→ EXERCISE AIM
Note each line in the data holding the string "none" and report it.

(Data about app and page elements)
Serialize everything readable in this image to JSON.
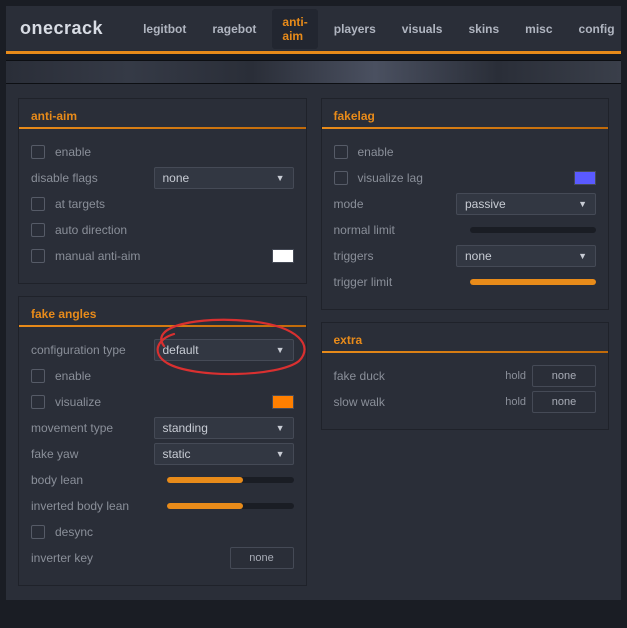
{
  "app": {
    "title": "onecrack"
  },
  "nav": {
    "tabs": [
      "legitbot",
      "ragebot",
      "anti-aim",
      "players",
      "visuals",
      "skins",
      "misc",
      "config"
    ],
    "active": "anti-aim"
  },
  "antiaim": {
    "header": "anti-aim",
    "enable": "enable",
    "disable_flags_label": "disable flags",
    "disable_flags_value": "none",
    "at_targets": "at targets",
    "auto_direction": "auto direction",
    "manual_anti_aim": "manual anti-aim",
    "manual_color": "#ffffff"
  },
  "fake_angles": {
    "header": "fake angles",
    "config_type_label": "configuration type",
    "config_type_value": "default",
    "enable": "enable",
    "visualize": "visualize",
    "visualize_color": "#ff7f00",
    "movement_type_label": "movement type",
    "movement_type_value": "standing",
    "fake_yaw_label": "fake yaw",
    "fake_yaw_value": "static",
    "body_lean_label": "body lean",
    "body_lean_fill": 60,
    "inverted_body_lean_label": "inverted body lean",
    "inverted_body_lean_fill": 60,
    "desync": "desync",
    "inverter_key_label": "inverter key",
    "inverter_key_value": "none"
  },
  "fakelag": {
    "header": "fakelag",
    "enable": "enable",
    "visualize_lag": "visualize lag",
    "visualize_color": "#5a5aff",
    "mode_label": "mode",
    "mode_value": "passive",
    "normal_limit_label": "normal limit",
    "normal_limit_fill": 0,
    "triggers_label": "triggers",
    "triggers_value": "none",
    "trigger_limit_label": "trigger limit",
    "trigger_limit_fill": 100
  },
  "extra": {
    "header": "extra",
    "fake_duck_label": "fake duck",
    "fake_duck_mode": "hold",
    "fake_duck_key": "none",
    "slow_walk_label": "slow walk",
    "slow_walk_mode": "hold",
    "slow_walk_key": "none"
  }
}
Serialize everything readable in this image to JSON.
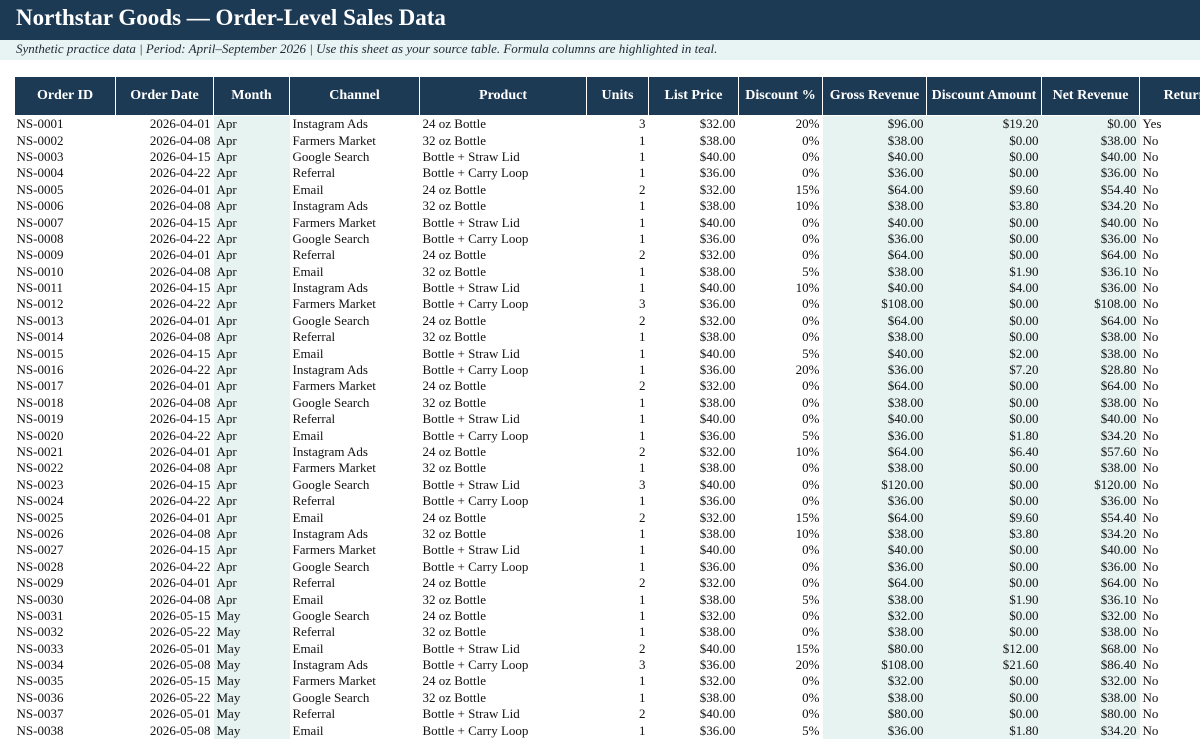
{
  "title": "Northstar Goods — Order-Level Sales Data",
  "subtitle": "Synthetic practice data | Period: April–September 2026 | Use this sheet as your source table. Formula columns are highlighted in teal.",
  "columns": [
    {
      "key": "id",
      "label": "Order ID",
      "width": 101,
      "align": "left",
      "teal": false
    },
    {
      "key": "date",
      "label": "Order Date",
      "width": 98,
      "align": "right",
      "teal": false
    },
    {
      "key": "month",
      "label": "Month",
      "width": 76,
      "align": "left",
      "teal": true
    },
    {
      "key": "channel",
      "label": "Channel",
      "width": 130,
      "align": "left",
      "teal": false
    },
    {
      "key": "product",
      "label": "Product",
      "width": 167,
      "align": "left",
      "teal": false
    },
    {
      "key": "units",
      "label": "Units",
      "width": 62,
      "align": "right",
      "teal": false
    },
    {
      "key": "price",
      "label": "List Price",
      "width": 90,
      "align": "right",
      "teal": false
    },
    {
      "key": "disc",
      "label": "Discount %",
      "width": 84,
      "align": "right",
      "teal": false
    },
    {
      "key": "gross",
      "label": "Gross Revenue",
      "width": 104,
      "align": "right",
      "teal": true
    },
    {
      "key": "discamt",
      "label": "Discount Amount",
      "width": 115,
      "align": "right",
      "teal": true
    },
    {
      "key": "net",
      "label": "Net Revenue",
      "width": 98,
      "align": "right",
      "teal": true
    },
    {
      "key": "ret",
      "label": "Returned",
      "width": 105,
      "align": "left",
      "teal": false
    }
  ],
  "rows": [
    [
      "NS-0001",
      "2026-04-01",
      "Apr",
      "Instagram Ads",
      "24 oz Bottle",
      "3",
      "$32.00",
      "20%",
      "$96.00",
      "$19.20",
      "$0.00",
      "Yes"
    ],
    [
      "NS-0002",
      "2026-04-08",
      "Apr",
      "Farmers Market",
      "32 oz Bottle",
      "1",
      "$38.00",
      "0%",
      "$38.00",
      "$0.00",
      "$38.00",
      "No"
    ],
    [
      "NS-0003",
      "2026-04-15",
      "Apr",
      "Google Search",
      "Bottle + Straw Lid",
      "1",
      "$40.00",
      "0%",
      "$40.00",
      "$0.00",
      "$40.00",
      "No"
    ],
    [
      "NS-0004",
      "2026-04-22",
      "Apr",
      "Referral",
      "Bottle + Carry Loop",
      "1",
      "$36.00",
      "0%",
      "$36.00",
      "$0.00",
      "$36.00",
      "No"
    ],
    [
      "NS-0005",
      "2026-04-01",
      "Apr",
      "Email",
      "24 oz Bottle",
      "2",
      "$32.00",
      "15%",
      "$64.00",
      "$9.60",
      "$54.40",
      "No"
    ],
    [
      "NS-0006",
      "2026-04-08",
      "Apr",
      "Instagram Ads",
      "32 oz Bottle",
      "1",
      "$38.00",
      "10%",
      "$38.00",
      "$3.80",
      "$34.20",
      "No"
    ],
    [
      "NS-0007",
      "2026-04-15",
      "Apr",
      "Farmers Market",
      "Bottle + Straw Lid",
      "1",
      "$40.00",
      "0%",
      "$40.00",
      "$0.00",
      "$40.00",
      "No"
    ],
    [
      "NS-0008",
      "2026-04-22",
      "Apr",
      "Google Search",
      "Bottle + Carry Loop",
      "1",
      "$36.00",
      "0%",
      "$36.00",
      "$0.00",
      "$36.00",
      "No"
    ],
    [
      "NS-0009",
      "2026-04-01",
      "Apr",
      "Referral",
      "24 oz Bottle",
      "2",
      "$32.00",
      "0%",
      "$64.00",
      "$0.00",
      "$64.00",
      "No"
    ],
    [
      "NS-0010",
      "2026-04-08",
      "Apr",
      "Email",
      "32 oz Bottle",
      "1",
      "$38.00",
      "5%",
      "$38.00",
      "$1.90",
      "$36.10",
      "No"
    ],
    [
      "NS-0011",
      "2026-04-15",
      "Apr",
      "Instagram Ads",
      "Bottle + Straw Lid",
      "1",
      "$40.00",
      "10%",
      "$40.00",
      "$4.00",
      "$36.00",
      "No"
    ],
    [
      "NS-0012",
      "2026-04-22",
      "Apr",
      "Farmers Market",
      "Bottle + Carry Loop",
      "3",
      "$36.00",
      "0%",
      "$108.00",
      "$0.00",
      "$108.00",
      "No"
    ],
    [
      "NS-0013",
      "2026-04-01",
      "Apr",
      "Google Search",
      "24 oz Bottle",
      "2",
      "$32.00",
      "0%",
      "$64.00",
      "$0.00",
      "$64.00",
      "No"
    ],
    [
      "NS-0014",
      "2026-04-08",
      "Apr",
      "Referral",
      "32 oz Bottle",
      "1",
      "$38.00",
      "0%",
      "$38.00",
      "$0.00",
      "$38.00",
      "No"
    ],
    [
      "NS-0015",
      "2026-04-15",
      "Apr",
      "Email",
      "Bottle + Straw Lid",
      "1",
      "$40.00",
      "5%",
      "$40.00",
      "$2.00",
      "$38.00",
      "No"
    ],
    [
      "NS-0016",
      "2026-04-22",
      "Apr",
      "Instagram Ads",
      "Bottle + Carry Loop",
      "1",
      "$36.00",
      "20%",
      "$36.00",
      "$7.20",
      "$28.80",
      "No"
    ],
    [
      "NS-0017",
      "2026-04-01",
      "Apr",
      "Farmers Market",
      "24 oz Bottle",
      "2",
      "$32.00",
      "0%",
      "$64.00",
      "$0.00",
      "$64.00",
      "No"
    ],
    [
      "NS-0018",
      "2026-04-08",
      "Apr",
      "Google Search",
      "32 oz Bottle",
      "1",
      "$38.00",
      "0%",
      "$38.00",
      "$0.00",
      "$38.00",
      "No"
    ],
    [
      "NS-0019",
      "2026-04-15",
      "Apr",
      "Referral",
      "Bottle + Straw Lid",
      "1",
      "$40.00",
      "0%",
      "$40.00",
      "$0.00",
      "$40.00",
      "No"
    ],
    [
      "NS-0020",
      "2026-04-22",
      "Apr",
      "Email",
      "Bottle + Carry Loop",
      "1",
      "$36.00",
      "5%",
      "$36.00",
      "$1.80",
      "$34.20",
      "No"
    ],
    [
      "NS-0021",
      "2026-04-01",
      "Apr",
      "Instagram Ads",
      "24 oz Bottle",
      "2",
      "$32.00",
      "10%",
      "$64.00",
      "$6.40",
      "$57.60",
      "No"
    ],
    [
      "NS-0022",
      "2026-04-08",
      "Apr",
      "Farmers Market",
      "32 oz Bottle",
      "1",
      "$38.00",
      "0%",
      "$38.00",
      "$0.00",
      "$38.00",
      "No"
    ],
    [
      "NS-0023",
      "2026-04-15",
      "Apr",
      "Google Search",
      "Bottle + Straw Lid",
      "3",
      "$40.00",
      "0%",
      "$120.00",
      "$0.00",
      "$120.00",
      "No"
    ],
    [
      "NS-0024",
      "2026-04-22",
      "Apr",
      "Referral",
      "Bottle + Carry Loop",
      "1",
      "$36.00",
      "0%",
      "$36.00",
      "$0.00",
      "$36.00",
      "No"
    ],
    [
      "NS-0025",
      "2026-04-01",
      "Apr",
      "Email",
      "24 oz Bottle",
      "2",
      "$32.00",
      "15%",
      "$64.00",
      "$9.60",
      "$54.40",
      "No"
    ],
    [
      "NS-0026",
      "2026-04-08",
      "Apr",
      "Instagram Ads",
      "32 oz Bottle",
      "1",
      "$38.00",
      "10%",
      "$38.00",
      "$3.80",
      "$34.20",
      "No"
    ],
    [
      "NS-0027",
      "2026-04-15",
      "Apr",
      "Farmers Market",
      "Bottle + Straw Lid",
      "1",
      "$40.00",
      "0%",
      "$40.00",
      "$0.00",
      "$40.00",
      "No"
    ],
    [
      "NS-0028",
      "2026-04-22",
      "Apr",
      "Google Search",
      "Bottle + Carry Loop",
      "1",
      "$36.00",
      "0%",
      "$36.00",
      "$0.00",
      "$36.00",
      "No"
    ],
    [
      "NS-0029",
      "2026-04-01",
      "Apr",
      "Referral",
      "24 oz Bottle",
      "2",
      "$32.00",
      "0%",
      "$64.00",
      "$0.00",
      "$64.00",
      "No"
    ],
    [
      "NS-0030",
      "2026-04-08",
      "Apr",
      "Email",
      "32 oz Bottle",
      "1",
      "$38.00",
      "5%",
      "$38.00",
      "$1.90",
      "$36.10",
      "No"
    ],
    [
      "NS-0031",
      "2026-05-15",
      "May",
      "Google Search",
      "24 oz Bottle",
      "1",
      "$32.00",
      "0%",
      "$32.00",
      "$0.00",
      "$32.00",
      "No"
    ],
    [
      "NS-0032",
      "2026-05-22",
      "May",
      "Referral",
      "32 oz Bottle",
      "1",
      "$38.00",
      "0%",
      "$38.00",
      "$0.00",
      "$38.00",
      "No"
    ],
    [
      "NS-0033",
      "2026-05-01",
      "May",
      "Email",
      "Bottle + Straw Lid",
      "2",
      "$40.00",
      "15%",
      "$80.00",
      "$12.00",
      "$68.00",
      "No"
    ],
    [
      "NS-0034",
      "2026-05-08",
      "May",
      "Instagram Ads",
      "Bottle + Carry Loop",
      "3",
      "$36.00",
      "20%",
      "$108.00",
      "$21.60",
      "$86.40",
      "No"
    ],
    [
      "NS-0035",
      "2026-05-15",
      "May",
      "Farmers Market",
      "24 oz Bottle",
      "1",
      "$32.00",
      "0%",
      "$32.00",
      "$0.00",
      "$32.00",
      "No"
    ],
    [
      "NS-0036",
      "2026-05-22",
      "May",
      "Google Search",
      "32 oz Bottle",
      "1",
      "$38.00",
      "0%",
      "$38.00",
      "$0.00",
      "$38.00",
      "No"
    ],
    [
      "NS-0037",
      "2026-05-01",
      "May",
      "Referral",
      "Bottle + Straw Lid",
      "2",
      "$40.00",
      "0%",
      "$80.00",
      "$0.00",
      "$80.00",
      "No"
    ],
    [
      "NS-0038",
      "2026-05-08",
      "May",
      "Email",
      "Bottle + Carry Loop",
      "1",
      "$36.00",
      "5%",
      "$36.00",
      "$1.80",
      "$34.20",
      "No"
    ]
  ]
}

→ RESPONSE BOX
    "disable_flags_value": "none",
    "inverter_key_value": "none"
    "triggers_value": "none",
    "fake_duck_key": "none",
    "slow_walk_key": "none"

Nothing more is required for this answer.